Thank God (I mean literally thank God) for John Kasich, who had the courage to say what no other candidate would. The Ohio Governor took on the bully in the room and told him to his face how stupid it is to pretend that you can simply round up, Gestapo-like, millions of “law-abiding” people. Kasich made clear that he’s all for border security, but he’s not willing to be mean or stupid enough to base an immigration policy on bigotry just for the sake of an applause.
The irony is he may have gotten one of the biggest applause of the night for saying just the opposite. He was applauded for defending the rights of undocumented immigrants. Then, when Trump went after Kasich calling him “this guy,” the audience actually booed Donald Trump. Let me say this again, the audience actually booed Donald Trump.
Smelling blood in the water, Jeb Bush effectively joined in the Trump attack pointing out how suicidal it is politically for Republicans like Trump and Cruz to sound so bigoted toward Hispanics by threatening to kick millions of them out of the country.
"Even having this conversation sends a powerful signal,” said Bush. “They're doing high-fives in the Clinton campaign right now when they hear this. That's the problem with this.”
That’s when a completely tone-deaf Ted Cruz decided to jump in. He seemed to think that just because Trump’s (I hate Mexicans) approach failed, it didn’t mean that he couldn’t pull it off. He was wrong. After his stirring and economically ridiculous statement, which every single economist would disagree with about immigrants hurting out economy, Cruz could barely get a reaction from his audience.
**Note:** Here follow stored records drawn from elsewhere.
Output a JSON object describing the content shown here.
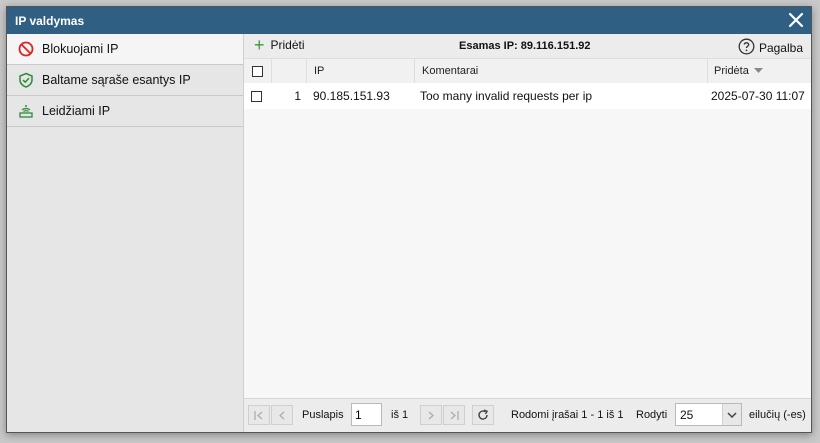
{
  "window": {
    "title": "IP valdymas"
  },
  "sidebar": {
    "items": [
      {
        "label": "Blokuojami IP",
        "icon": "block-icon",
        "active": true
      },
      {
        "label": "Baltame sąraše esantys IP",
        "icon": "shield-icon"
      },
      {
        "label": "Leidžiami IP",
        "icon": "router-icon"
      }
    ]
  },
  "toolbar": {
    "add_label": "Pridėti",
    "current_ip": "Esamas IP: 89.116.151.92",
    "help_label": "Pagalba"
  },
  "table": {
    "columns": {
      "ip": "IP",
      "comment": "Komentarai",
      "added": "Pridėta"
    },
    "rows": [
      {
        "num": "1",
        "ip": "90.185.151.93",
        "comment": "Too many invalid requests per ip",
        "added": "2025-07-30 11:07"
      }
    ]
  },
  "pagination": {
    "page_label": "Puslapis",
    "page_value": "1",
    "of_label": "iš 1",
    "records_text": "Rodomi įrašai 1 - 1 iš 1",
    "show_label": "Rodyti",
    "per_page": "25",
    "rows_label": "eilučių (-es)"
  },
  "colors": {
    "titlebar": "#2f5f82",
    "block_red": "#d22",
    "shield_green": "#2e8b3a",
    "add_green": "#3a9a3a"
  }
}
It was a great night for John Kasich, a really good night for America and a fantastic night for the Republican Party. Why? Just a few short months ago, those bigoted, red meat for the base, disparaging lines about Latinos would have garnered huge support among GOP voters. In Milwaukee last night, it seemed more like a yawn.